• JIJI, Staff Report


A Nagasaki 13-year-old who is the granddaughter of an atomic bomb survivor will present a flame kept alight from the World War II bombing of Hiroshima to Pope Francis during a general audience on Wednesday.

The “flame of peace,” as it is called, is maintained at a monument in the city of Yame, Fukuoka Prefecture. The fire is said to have been brought from Hiroshima in September 1945 after the city was flattened by the U.S. atomic bombing a month earlier on Aug. 6 in the closing days of the war.

The student, Yusa Okada, in her first year of junior high school, is part a group organized by Earth Caravan, a Kyoto-based nonprofit. The participants on the trip will pray for world peace during the papal audience.

She will be joined by Chiyumi Shinkai, 55, whose parent was a hibakusha, and Setsuko Thurlow, 87, who survived the Hiroshima bombing and campaigns for the elimination of nuclear arms in cooperation with the International Campaign to Abolish Nuclear Weapons (ICAN). Others in the group include an aboriginal Canadian girl, a Palestinian girl and two others.

Three days after the tragedy of Hiroshima, the city of Nagasaki was also devastated by a U.S. atomic bomb.

The general audience with the pope, held every Wednesday at St. Peter’s Square, is attended by people from around the world.

The Vatican has promised that at least one of the participants from Japan will be allowed to get a front-row seat at the event so that the person can have a chance to meet face-to-face with Pope Francis. The participants aim to show the flame of peace to the pope and explain its history to him.

“I hope for a world without war. I’m planning to convey my wish for the elimination of nuclear weapons to Pope Francis and tell him that I want to start by doing what I can,” Okada said.

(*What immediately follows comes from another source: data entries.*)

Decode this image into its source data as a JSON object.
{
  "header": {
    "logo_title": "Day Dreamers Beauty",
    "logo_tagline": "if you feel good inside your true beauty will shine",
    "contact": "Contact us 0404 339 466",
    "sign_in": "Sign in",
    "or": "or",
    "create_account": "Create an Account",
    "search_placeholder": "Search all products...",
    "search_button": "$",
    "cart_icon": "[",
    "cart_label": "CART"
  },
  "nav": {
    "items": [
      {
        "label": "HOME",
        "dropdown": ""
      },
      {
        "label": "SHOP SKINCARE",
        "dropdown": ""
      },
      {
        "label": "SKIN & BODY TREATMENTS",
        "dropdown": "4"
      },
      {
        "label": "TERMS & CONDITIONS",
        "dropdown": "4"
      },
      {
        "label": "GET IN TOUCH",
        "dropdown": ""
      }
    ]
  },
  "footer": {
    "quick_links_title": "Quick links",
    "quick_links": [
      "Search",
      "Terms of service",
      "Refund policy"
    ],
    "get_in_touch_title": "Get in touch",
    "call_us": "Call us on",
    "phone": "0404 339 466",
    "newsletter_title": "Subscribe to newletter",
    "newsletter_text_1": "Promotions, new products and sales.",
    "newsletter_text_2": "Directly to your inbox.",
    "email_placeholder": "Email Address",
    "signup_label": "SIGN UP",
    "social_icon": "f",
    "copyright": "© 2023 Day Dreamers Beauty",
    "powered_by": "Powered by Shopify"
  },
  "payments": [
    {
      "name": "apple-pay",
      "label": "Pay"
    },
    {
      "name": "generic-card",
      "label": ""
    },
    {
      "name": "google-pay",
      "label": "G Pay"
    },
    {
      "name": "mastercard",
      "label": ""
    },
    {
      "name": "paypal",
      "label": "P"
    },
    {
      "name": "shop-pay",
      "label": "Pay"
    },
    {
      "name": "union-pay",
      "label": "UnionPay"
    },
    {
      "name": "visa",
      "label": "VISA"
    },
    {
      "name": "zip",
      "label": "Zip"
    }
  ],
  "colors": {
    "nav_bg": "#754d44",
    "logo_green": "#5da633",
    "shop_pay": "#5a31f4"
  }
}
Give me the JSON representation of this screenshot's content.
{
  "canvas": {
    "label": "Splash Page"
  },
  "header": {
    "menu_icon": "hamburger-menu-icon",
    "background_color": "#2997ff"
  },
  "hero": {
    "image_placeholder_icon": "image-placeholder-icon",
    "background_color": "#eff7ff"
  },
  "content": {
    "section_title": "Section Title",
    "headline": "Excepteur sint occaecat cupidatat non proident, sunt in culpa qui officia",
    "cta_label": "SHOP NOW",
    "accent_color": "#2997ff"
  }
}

“I expect that by showing the flame to Pope Francis, we can convey the wishes of those who died praying for peace to the world,” Shinkai said.

Ryokyu Endo, who heads Earth Caravan, asked the archbishop of the Catholic Archdiocese of Nagasaki and others to help get a front-row seat for a Japanese participant after learning that Pope Francis has ordered a picture of a boy standing by a crematorium in Nagasaki after the Aug. 9, 1945, atomic bombing of the city to be made into cards for distribution.

Endo, the chief priest of a Buddhist temple, said he hopes that the flame of peace will be delivered to Pope Francis as a symbol of the efforts to make sure that the devastation of Hiroshima and Nagasaki will never be repeated. The pope often advocates for the abolition of nuclear weapons.

The participants will ask the pope to blow the flame out in a symbolic gesture representing the eradication of weapons of mass destruction, Endo said, according to the daily Mainichi Shimbun.

“It’s a fire that should never have been in this world and I was hoping (Pope Francis) will blow it out as a symbol to do away with nuclear arms,” Endo was quoted as saying in the daily.

Satoshi Suzuki, a 48-year-old corporate employee who plans to record video of the Japanese party’s participation in the general audience, said, “I want people around the world to watch a 13-year-old girl visit Vatican City and to take action for peace.”

Pope Francis plans to make his first trip to Japan in November. He is expected to visit Nagasaki and Hiroshima during his stay.